[PROBLEM DETAILS]
While reading the listing below, count how many lines hold the word "value", and answer with the number only.

[DATA EXTRACTS]

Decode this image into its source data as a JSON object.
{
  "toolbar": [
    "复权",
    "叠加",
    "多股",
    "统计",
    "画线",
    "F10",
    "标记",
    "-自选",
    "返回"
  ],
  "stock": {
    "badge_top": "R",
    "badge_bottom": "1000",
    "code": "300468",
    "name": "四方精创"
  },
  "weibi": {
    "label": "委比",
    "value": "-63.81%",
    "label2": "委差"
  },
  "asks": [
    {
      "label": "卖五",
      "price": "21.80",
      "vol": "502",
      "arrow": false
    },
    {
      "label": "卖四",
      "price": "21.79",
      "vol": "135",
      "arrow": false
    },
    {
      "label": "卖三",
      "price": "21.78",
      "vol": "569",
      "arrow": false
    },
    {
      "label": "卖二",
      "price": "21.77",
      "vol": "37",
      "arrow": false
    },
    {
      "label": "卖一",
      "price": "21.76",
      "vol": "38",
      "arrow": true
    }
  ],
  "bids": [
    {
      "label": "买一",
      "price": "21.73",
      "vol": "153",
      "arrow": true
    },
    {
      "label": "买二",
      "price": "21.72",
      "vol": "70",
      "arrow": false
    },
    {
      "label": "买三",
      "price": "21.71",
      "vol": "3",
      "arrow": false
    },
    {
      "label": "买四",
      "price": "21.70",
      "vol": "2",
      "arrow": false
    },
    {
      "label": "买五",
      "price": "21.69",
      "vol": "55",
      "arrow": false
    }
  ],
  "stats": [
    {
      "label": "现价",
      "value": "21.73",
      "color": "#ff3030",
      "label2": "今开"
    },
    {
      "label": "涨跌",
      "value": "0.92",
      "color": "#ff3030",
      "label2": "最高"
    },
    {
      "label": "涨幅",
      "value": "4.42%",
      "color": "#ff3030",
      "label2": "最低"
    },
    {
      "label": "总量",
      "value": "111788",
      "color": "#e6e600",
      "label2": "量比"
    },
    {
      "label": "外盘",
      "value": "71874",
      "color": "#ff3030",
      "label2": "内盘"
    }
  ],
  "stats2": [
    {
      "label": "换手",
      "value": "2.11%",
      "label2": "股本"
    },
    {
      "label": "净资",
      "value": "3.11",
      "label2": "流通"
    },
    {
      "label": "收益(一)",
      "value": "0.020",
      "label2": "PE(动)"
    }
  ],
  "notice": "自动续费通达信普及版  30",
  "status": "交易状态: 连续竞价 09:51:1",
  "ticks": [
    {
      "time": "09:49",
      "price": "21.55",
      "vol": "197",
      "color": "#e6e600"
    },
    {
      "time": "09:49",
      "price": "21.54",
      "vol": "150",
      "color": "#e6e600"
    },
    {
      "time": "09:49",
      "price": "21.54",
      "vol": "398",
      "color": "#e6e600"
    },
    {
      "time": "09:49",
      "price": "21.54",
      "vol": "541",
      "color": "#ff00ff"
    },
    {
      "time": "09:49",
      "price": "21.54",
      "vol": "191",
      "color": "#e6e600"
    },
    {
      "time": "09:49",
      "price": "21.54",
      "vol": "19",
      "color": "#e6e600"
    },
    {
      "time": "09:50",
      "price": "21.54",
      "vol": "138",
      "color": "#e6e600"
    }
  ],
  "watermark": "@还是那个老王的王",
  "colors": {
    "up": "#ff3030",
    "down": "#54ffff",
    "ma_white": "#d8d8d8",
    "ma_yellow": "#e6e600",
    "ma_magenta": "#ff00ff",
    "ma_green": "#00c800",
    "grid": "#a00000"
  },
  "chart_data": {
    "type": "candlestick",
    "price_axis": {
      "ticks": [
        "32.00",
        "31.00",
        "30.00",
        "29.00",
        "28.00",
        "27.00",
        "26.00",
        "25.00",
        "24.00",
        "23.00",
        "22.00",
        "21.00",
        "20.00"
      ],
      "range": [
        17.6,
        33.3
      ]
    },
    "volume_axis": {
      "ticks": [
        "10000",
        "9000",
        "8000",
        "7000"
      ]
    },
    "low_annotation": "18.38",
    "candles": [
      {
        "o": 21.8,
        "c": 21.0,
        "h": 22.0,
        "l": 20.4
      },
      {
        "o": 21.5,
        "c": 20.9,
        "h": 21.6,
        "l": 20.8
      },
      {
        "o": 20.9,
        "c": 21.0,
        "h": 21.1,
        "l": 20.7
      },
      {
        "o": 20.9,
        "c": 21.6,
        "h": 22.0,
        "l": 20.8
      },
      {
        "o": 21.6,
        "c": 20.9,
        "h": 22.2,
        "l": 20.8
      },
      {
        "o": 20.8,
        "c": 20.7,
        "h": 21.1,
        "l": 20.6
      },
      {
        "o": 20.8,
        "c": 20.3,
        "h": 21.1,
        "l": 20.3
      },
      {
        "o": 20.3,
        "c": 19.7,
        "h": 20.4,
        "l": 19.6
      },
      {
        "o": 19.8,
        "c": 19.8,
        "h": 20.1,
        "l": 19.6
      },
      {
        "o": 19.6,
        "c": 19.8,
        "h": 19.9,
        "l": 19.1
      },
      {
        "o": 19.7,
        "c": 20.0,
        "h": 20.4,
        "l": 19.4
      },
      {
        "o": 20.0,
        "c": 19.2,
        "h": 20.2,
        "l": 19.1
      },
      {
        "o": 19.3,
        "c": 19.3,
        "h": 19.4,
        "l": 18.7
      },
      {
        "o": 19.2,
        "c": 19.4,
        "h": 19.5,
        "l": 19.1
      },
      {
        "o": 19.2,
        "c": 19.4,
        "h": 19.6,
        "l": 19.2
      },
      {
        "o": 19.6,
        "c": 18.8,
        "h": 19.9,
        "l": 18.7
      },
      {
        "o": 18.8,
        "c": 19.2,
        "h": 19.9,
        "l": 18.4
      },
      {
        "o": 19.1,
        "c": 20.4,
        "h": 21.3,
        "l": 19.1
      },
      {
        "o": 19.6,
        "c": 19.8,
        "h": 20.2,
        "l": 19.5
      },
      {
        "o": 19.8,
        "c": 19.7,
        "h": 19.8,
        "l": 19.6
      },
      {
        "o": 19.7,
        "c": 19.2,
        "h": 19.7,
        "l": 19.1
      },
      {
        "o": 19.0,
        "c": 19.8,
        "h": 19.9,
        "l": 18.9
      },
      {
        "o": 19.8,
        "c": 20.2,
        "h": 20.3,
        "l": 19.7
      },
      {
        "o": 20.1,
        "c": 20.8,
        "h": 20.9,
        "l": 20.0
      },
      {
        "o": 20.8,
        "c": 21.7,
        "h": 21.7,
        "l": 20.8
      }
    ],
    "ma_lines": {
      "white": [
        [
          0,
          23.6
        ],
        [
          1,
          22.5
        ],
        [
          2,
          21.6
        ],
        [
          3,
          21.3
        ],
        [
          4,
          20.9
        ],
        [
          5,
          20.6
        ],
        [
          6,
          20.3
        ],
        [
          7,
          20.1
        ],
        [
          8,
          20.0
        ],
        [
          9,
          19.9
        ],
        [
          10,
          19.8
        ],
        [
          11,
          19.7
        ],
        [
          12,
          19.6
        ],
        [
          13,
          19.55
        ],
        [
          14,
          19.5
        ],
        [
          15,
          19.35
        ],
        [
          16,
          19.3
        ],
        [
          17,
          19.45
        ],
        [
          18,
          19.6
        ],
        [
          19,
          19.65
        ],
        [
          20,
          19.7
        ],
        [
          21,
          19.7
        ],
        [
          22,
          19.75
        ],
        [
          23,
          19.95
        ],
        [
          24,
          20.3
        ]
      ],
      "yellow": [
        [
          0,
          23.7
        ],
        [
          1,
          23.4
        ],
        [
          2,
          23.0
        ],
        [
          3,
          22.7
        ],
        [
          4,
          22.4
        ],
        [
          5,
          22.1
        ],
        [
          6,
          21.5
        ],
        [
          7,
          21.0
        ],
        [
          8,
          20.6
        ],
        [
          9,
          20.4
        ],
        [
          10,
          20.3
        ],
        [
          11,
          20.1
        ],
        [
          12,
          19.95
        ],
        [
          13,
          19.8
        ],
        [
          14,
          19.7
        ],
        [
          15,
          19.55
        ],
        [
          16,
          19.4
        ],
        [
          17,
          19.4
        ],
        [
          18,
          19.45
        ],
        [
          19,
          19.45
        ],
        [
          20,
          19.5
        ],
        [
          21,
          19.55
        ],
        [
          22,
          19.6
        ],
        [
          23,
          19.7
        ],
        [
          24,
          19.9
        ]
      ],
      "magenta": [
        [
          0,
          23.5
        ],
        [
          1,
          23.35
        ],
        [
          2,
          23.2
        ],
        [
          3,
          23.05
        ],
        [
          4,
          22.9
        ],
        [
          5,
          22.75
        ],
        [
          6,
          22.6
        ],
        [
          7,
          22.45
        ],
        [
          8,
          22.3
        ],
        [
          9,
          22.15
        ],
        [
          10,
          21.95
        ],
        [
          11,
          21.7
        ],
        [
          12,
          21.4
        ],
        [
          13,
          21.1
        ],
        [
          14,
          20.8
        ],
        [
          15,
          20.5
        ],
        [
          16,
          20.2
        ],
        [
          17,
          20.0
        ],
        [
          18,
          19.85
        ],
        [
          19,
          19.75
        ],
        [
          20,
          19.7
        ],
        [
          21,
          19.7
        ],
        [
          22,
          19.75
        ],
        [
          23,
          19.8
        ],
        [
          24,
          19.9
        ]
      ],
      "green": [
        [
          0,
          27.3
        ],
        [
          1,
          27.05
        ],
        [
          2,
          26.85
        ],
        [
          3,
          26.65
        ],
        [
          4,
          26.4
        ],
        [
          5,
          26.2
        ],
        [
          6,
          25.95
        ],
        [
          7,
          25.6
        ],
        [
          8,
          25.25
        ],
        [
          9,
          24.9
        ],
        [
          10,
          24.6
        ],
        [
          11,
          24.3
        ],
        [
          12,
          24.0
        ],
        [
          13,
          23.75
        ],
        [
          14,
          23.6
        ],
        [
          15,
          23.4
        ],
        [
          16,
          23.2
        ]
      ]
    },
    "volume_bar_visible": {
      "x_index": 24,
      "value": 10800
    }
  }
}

[TASK ANSWER]
10